Jump to navigation Jump to search
(Redirected from Molecules)
A molecule is an electrically neutral group of two or more atoms held together by chemical bonds.
|This science article is a stub. You can help Wikiquote by expanding it.|
- MOLECULE, n. The ultimate, indivisible unit of matter. It is distinguished from the corpuscle, also the ultimate, indivisible unit of matter, by a closer resemblance to the atom, also the ultimate, indivisible unit of matter. Three great scientific theories of the structure of the universe are the molecular, the corpuscular and the atomic. A fourth affirms, with Haeckel, the condensation of precipitation of matter from ether -- whose existence is proved by the condensation of precipitation. The present trend of scientific thought is toward the theory of ions. The ion differs from the molecule, the corpuscle and the atom in that it is an ion.
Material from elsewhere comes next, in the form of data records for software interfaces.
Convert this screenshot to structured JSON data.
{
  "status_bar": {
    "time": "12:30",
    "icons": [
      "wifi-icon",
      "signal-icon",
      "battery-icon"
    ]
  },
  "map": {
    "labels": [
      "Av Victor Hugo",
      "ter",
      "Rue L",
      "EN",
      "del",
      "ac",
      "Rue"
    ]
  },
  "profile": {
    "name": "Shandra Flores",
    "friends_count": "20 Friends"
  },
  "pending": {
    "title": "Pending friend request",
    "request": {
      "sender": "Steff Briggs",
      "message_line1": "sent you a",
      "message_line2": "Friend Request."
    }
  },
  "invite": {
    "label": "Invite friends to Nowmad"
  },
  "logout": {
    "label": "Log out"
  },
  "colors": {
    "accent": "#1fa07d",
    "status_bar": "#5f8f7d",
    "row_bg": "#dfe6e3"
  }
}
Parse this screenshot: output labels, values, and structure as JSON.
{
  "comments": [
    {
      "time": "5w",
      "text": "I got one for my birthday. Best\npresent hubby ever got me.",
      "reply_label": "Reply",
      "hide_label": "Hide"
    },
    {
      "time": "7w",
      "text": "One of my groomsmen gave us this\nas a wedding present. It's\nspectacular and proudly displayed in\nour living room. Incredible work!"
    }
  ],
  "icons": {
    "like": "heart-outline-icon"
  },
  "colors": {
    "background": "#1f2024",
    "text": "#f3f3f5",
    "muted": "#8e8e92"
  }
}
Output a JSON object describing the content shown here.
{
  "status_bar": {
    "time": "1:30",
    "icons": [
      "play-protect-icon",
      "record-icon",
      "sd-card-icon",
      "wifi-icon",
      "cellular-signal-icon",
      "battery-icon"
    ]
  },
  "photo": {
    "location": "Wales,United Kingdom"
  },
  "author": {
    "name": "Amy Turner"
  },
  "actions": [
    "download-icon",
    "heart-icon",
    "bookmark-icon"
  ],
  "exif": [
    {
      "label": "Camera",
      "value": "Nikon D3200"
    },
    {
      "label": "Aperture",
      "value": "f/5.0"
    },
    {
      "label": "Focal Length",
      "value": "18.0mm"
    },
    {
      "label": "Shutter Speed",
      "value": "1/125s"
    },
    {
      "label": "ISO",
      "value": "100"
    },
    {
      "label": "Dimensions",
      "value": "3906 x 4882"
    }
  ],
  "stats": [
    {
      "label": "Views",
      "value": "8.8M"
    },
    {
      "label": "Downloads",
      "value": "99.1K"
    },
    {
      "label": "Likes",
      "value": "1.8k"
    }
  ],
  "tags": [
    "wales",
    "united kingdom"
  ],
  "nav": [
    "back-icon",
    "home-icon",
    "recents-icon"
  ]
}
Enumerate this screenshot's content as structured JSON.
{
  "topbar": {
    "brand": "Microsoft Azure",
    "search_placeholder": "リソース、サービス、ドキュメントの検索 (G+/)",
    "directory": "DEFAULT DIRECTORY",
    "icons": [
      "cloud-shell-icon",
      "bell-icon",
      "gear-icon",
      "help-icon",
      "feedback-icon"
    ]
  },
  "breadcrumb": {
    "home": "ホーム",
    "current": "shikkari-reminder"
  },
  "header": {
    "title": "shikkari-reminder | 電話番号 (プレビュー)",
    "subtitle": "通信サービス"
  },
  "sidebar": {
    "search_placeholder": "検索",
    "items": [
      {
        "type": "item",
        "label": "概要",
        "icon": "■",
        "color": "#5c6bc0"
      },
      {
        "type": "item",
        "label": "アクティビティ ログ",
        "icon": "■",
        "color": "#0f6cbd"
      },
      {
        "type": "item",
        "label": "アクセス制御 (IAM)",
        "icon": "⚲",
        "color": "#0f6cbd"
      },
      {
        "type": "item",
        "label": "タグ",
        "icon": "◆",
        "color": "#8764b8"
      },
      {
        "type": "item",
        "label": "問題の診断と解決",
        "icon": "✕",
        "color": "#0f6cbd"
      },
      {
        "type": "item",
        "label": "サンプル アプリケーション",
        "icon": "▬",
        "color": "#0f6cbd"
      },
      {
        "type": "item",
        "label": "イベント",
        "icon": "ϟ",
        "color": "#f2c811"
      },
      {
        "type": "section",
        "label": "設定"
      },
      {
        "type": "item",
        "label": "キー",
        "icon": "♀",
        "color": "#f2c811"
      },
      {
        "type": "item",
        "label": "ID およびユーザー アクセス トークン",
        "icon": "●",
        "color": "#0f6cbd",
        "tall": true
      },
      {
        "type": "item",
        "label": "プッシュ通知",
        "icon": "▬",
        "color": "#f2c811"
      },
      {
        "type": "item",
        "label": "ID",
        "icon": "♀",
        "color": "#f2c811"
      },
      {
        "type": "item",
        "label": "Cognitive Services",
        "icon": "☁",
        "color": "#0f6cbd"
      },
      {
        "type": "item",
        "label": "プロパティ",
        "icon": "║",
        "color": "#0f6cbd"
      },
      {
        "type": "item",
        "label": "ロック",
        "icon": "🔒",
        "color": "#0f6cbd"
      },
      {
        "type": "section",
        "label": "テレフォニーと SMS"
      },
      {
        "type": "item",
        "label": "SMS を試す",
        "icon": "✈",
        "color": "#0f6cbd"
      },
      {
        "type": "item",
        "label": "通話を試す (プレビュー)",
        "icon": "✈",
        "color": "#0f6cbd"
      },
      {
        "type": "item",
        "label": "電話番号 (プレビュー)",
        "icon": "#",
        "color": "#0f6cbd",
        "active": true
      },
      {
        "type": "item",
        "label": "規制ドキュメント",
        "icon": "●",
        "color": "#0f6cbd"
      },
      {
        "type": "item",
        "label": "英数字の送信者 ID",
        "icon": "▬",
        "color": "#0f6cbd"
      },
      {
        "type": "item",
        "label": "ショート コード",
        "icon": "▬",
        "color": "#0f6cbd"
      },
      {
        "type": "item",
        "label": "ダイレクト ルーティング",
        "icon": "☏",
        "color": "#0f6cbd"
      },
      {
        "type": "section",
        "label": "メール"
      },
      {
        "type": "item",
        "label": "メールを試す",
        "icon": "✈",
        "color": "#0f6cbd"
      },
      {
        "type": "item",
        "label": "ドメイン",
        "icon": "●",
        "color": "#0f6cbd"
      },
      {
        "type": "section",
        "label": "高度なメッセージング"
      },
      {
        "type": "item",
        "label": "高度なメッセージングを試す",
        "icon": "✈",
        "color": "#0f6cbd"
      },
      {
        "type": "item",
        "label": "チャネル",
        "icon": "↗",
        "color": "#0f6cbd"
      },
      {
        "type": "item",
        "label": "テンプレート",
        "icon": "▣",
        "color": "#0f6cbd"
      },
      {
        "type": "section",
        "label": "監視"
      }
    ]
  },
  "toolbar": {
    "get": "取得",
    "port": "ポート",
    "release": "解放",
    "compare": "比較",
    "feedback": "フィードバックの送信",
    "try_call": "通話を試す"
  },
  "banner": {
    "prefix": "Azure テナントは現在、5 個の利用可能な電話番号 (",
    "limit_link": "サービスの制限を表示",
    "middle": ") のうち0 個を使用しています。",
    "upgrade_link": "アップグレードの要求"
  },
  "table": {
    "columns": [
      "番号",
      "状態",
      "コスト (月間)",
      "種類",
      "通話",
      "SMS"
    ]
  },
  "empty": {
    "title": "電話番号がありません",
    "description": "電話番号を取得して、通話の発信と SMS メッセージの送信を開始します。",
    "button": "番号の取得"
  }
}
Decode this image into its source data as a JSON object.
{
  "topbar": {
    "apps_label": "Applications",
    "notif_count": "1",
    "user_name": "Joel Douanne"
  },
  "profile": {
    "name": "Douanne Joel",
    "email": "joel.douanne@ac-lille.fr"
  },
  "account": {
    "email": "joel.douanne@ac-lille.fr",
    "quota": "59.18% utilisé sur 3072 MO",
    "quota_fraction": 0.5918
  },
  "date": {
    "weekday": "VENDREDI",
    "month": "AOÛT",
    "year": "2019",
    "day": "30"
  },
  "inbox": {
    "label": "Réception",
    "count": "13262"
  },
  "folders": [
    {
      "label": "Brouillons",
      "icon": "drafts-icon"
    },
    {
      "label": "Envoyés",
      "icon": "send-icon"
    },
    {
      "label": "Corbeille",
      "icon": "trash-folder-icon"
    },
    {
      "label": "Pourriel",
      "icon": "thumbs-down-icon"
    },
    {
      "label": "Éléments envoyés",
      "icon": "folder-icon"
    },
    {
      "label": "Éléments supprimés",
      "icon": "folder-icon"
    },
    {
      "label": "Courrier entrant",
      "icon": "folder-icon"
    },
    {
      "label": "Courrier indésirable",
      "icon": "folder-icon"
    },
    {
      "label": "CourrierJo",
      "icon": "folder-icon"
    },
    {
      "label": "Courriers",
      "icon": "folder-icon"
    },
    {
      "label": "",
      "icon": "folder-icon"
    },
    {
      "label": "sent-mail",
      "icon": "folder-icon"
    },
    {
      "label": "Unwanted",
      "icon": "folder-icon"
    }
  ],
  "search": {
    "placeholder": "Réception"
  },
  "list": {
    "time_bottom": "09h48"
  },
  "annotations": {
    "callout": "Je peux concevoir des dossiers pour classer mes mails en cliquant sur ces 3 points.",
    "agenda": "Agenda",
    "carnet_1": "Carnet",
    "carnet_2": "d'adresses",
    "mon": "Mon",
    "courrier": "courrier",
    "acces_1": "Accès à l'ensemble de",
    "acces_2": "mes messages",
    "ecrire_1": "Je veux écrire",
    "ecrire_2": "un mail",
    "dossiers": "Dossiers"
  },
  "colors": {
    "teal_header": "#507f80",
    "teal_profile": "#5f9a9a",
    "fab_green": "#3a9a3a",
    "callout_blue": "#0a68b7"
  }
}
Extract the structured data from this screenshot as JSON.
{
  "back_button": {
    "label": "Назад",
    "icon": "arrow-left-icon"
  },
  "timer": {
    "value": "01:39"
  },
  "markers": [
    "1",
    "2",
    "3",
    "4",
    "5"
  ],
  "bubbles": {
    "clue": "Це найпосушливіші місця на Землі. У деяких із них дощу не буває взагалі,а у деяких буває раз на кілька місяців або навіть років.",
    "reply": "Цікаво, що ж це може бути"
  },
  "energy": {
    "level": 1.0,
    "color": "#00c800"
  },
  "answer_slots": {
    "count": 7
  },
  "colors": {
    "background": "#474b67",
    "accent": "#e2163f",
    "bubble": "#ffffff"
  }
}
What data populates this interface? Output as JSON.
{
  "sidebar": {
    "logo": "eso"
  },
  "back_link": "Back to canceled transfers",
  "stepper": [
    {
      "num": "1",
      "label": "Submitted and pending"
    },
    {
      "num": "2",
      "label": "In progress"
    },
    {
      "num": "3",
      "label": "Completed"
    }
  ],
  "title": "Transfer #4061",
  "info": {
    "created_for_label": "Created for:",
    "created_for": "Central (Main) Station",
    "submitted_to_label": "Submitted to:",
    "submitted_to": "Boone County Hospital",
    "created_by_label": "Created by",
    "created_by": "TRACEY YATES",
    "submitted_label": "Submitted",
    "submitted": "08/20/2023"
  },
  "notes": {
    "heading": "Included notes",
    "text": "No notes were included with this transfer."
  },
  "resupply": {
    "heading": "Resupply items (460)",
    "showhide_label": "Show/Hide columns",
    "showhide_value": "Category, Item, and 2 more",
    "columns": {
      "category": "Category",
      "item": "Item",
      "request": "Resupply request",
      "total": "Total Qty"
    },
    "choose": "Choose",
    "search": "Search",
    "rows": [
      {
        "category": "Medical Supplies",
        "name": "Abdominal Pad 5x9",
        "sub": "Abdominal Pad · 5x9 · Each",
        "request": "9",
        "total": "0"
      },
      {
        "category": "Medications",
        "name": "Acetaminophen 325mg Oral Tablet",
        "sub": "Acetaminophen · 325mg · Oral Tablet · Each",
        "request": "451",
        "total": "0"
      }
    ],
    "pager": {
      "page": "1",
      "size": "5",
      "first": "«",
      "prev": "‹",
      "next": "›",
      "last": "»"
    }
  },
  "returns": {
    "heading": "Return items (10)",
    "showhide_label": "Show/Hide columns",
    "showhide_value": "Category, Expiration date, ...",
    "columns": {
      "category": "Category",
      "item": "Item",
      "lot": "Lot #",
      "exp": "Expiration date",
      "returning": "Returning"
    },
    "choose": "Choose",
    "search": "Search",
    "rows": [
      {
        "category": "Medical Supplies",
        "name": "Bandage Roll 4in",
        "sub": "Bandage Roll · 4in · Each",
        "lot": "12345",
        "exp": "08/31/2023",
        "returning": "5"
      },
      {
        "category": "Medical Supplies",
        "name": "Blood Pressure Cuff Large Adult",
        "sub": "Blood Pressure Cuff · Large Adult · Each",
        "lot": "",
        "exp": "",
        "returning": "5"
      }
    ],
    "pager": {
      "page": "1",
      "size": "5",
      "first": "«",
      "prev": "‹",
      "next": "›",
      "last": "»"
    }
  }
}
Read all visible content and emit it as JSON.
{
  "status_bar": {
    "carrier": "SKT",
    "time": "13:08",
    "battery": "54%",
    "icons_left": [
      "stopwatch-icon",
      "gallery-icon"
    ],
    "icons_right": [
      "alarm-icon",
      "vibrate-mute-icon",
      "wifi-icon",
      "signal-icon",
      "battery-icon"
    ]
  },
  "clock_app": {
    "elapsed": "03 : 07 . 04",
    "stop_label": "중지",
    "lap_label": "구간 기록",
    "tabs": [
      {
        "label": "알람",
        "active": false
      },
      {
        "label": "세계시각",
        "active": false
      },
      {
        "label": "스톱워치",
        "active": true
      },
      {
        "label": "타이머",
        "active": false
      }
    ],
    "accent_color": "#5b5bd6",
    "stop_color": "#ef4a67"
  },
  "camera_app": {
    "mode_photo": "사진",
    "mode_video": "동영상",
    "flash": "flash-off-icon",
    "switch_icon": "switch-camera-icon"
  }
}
A fifth theory is held by idiots, but it is doubtful if they know any more about the matter than the others.
- Ambrose Bierce, The Devil's Dictionary (1911).
- Richard Feynman, in "The Value of Science" (1955)
- Such a shared-electron bond, first proposed in 1916 by G. N. Lewis, is called a covalent bond. The neutral collection of atoms held together by covalent bonds is called a molecule.
- John McMurry, Organic Chemistry 8th ed. (2012), Ch. 1 : Structure and Bonding
- A diatomic molecule is a molecule with one atom too many.